Frigid temperatures and high winds led to extremely hazardous road conditions throughout and surrounding Fayette County over the holiday weekend, putting a damper on the travel plans of many.
Fayette County was one of a handful of counties that reached a level three snow emergency due to impassable roads and very low visibility. The level three snow emergency lasted from approximately 1:30 p.m. on Friday, Dec. 23 until it shifted to a level two at 8:30 a.m. on Saturday, Dec. 24. Fayette County remained on a level two until it was changed to level one at 11 a.m. on Christmas morning, and the level one snow emergency was lifted around 5 p.m. on Monday evening.
Fayette County Engineer Steve Luebbe spoke with the Record-Herald about the recent winter storm on Tuesday. According to Luebbe, there aren’t any roads in the county that are currently shut down, but there were a couple that they struggled to keep open throughout the weekend due to the wind.
So, what were the biggest challenges for the engineer’s office crews with this particular storm?
“The high winds and excessive cold certainly made this storm more of a challenge,” Luebbe said. “Visibility was cut way down and the constant and immediate drifting can make it difficult to just stay on the road. The trucks also began to have issues in such extreme cold, so it becomes more difficult to keep everyone out on their route.”
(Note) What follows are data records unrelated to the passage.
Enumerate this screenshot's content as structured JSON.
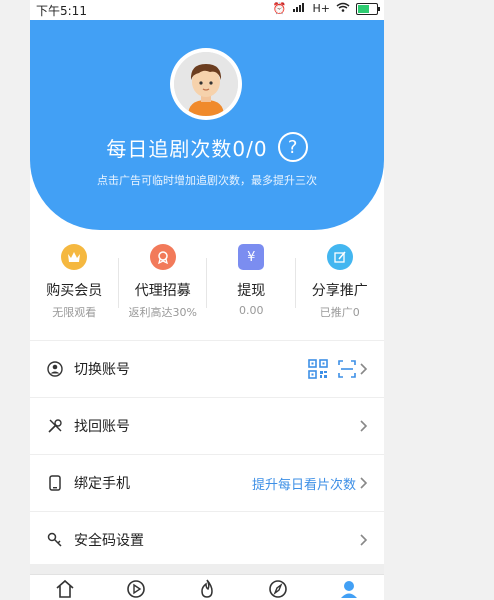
{
  "status_bar": {
    "time": "下午5:11",
    "network": "H+",
    "battery_level": 0.6
  },
  "header": {
    "title": "每日追剧次数0/0",
    "help_glyph": "?",
    "subtitle": "点击广告可临时增加追剧次数，最多提升三次"
  },
  "stats": [
    {
      "label": "购买会员",
      "sub": "无限观看",
      "icon": "crown-icon",
      "color": "#f5b840"
    },
    {
      "label": "代理招募",
      "sub": "返利高达30%",
      "icon": "badge-icon",
      "color": "#f27a5a"
    },
    {
      "label": "提现",
      "sub": "0.00",
      "icon": "yuan-icon",
      "color": "#7b8df0"
    },
    {
      "label": "分享推广",
      "sub": "已推广0",
      "icon": "share-edit-icon",
      "color": "#43b6f0"
    }
  ],
  "menu": [
    {
      "label": "切换账号",
      "icon": "user-switch-icon"
    },
    {
      "label": "找回账号",
      "icon": "tools-icon"
    },
    {
      "label": "绑定手机",
      "icon": "phone-icon",
      "hint": "提升每日看片次数"
    },
    {
      "label": "安全码设置",
      "icon": "key-icon"
    }
  ],
  "colors": {
    "primary": "#42a0f5",
    "hint_blue": "#3d8fe6"
  },
  "tabs": [
    "home-icon",
    "play-icon",
    "fire-icon",
    "compass-icon",
    "profile-icon"
  ]
}
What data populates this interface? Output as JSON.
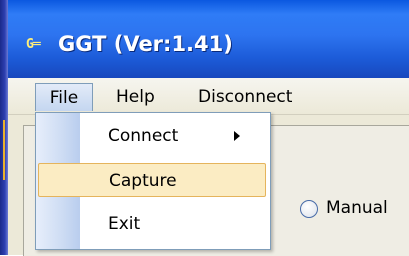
{
  "window": {
    "title": "GGT (Ver:1.41)",
    "icon_text": "G═"
  },
  "menubar": {
    "file": "File",
    "help": "Help",
    "disconnect": "Disconnect"
  },
  "file_menu": {
    "items": [
      {
        "label": "Connect",
        "has_submenu": true
      },
      {
        "label": "Capture",
        "highlighted": true
      },
      {
        "label": "Exit"
      }
    ]
  },
  "content": {
    "radio_label": "Manual"
  },
  "colors": {
    "titlebar": "#2d74f0",
    "menu_highlight": "#fbecc3",
    "menu_highlight_border": "#e5b45c"
  }
}
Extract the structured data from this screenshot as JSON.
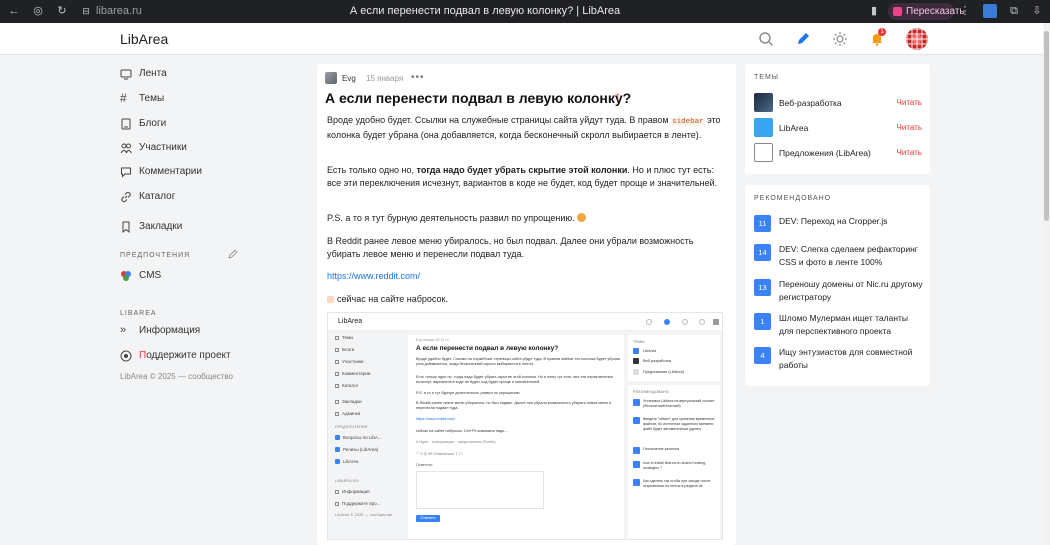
{
  "browser": {
    "url": "libarea.ru",
    "tab_title": "А если перенести подвал в левую колонку? | LibArea",
    "retell_label": "Пересказать"
  },
  "header": {
    "logo": "LibArea",
    "notification_count": "1"
  },
  "sidebar": {
    "items": [
      {
        "label": "Лента",
        "icon": "feed-icon"
      },
      {
        "label": "Темы",
        "icon": "hash-icon"
      },
      {
        "label": "Блоги",
        "icon": "blog-icon"
      },
      {
        "label": "Участники",
        "icon": "users-icon"
      },
      {
        "label": "Комментарии",
        "icon": "comment-icon"
      },
      {
        "label": "Каталог",
        "icon": "catalog-icon"
      },
      {
        "label": "Закладки",
        "icon": "bookmark-icon"
      }
    ],
    "preferences_heading": "ПРЕДПОЧТЕНИЯ",
    "cms_label": "CMS",
    "libarea_heading": "LIBAREA",
    "info_label": "Информация",
    "support_label_first": "П",
    "support_label_rest": "оддержите проект",
    "footer": "LibArea © 2025 — сообщество"
  },
  "post": {
    "author": "Evg",
    "date": "15 января",
    "more": "•••",
    "title": "А если перенести подвал в левую колонку?",
    "p1_a": "Вроде удобно будет. Ссылки на служебные страницы сайта уйдут туда. В правом ",
    "p1_code": "sidebar",
    "p1_b": " это колонка будет убрана (она добавляется, когда бесконечный скролл выбирается в ленте).",
    "p2_a": "Есть только одно но, ",
    "p2_bold": "тогда надо будет убрать скрытие этой колонки",
    "p2_b": ". Но и плюс тут есть: все эти переключения исчезнут, вариантов в коде не будет, код будет проще и значительней.",
    "p3": "P.S. а то я тут бурную деятельность развил по упрощению.",
    "p4": "В Reddit ранее левое меню убиралось, но был подвал. Далее они убрали возможность убирать левое меню и перенесли подвал туда.",
    "link": "https://www.reddit.com/",
    "p5": "сейчас на сайте набросок."
  },
  "screenshot": {
    "logo": "LibArea",
    "nav": [
      "Темы",
      "Блоги",
      "Участники",
      "Комментарии",
      "Каталог",
      "Закладки",
      "Админка"
    ],
    "pref_heading": "ПРЕДПОЧТЕНИЯ",
    "pref_items": [
      "Вопросы по LibA...",
      "Релизы (LibArea)",
      "LibArea"
    ],
    "libarea_heading": "LIBAREA.RU",
    "info_items": [
      "Информация",
      "Поддержите про..."
    ],
    "footer": "LibArea © 2025 — сообщество",
    "meta": "Evg январь 09:13 •••",
    "title": "А если перенести подвал в левую колонку?",
    "p1": "Вроде удобно будет. Ссылки на служебные страницы сайта уйдут туда. В правом sidebar это колонка будет убрана (она добавляется, когда бесконечный скролл выбирается в ленте).",
    "p2": "Есть только одно но, тогда надо будет убрать скрытие этой колонки. Но и плюс тут есть: все эти переключения исчезнут, вариантов в коде не будет, код будет проще и значительней.",
    "p3": "P.S. а то я тут бурную деятельность развил по упрощению.",
    "p4": "В Reddit ранее левое меню убиралось, но был подвал. Далее они убрали возможность убирать левое меню и перенесли подвал туда.",
    "link": "https://www.reddit.com/",
    "p5": "сейчас на сайте набросок. Ctrl+F5 возможно надо...",
    "tags": "# Идеи · информация · предложения (Svelte)",
    "actions": "♡ 0   ◎ 30                                   Отписаться   ⇪   ☐",
    "reply_label": "Ответить:",
    "submit": "Ответить",
    "topics_heading": "ТЕМЫ",
    "topics": [
      "LibArea",
      "Веб-разработка",
      "Предложения (LibArea)"
    ],
    "rec_heading": "РЕКОМЕНДОВАНО",
    "recs": [
      "Установка LibArea на виртуальный хостинг (бесплатный/платный)",
      "Введите \"обмен\" для хранения временных файлов, по истечении заданного времени файл будет автоматически удален",
      "Отключение каталога",
      "how to install libarea on shared hosting, localnginx ?",
      "Как сделать так чтобы при заходе после открывались из ленты в разделе all"
    ]
  },
  "right": {
    "topics_heading": "ТЕМЫ",
    "topics": [
      {
        "name": "Веб-разработка",
        "action": "Читать"
      },
      {
        "name": "LibArea",
        "action": "Читать"
      },
      {
        "name": "Предложения (LibArea)",
        "action": "Читать"
      }
    ],
    "rec_heading": "РЕКОМЕНДОВАНО",
    "recs": [
      {
        "num": "11",
        "text": "DEV: Переход на Cropper.js"
      },
      {
        "num": "14",
        "text": "DEV: Слегка сделаем рефакторинг CSS и фото в ленте 100%"
      },
      {
        "num": "13",
        "text": "Переношу домены от Nic.ru другому регистратору"
      },
      {
        "num": "1",
        "text": "Шломо Мулерман ищет таланты для перспективного проекта"
      },
      {
        "num": "4",
        "text": "Ищу энтузиастов для совместной работы"
      }
    ]
  },
  "colors": {
    "accent": "#3b82f6",
    "read_link": "#e53935",
    "link": "#1a73e8"
  }
}
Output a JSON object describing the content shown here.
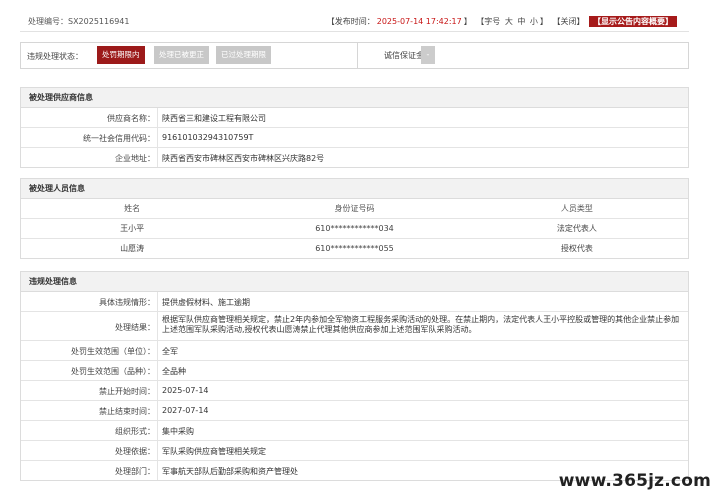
{
  "header": {
    "case_no_label": "处理编号：",
    "case_no": "SX2025116941",
    "publish_label": "【发布时间：",
    "publish_time": "2025-07-14 17:42:17",
    "publish_end": "】",
    "font_label": "【字号",
    "font_large": "大",
    "font_mid": "中",
    "font_small": "小",
    "font_end": "】",
    "close_label": "【关闭】",
    "summary_badge": "【显示公告内容概要】"
  },
  "status_bar": {
    "label": "违规处理状态：",
    "buttons": [
      "处罚期限内",
      "处理已被更正",
      "已过处理期限"
    ],
    "deposit_label": "诚信保证金：",
    "deposit_value": "-"
  },
  "supplier": {
    "title": "被处理供应商信息",
    "rows": [
      {
        "k": "供应商名称：",
        "v": "陕西省三和建设工程有限公司"
      },
      {
        "k": "统一社会信用代码：",
        "v": "91610103294310759T"
      },
      {
        "k": "企业地址：",
        "v": "陕西省西安市碑林区西安市碑林区兴庆路82号"
      }
    ]
  },
  "persons": {
    "title": "被处理人员信息",
    "headers": [
      "姓名",
      "身份证号码",
      "人员类型"
    ],
    "rows": [
      [
        "王小平",
        "610************034",
        "法定代表人"
      ],
      [
        "山愿涛",
        "610************055",
        "授权代表"
      ]
    ]
  },
  "violation": {
    "title": "违规处理信息",
    "rows": [
      {
        "k": "具体违规情形：",
        "v": "提供虚假材料、施工逾期"
      },
      {
        "k": "处理结果：",
        "v": "根据军队供应商管理相关规定，禁止2年内参加全军物资工程服务采购活动的处理。在禁止期内，法定代表人王小平控股或管理的其他企业禁止参加上述范围军队采购活动,授权代表山愿涛禁止代理其他供应商参加上述范围军队采购活动。"
      },
      {
        "k": "处罚生效范围（单位）：",
        "v": "全军"
      },
      {
        "k": "处罚生效范围（品种）：",
        "v": "全品种"
      },
      {
        "k": "禁止开始时间：",
        "v": "2025-07-14"
      },
      {
        "k": "禁止结束时间：",
        "v": "2027-07-14"
      },
      {
        "k": "组织形式：",
        "v": "集中采购"
      },
      {
        "k": "处理依据：",
        "v": "军队采购供应商管理相关规定"
      },
      {
        "k": "处理部门：",
        "v": "军事航天部队后勤部采购和资产管理处"
      }
    ]
  },
  "watermark": "www.365jz.com"
}
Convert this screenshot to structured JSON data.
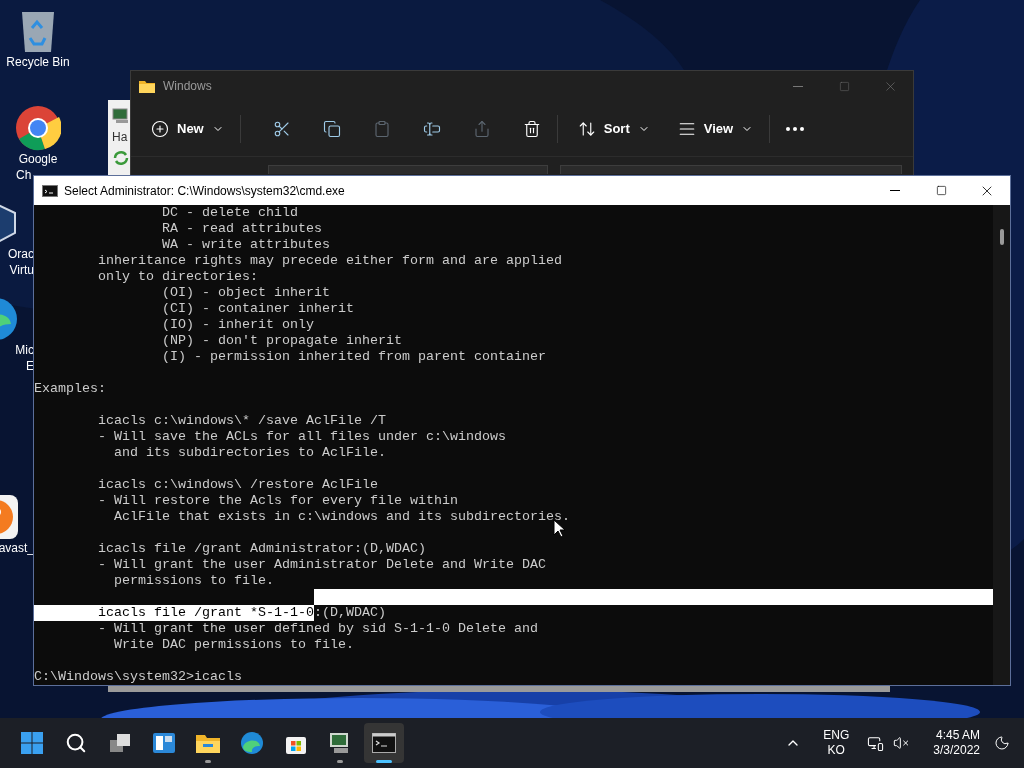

When asked about the current salt supply, Luebbe replied, “We are fully stocked with salt. For storms like this weekend, we don’t put down salt. Its effectiveness is zero, and in fact it can worsen roadway conditions when the wind blows that much. Today (Tuesday), we’re putting it down since the temperatures have risen to the point that it is effective. The weather conditions dictate how we treat the roads to get the best possible results from the resources we have. There is not a ‘one size fits all’ approach to clearing the roads.”
Luebbe finished by giving thanks to those who worked on clearing the roads over the weekend.
“I think our highway workers did an incredible job for Fayette County during this storm. They worked long hours all weekend, spending a lot of time away from their families this Christmas. I’m not sure people appreciate how stressful driving a snow plow can be, both mentally and physically. We’re lucky to have a crew that cares so much about what they do,” he said.
While Christmas weekend saw negative temperatures with snow and high winds, New Year’s Eve weekend is predicted to have temperatures in the 50s with mild winds and rain in the forecast.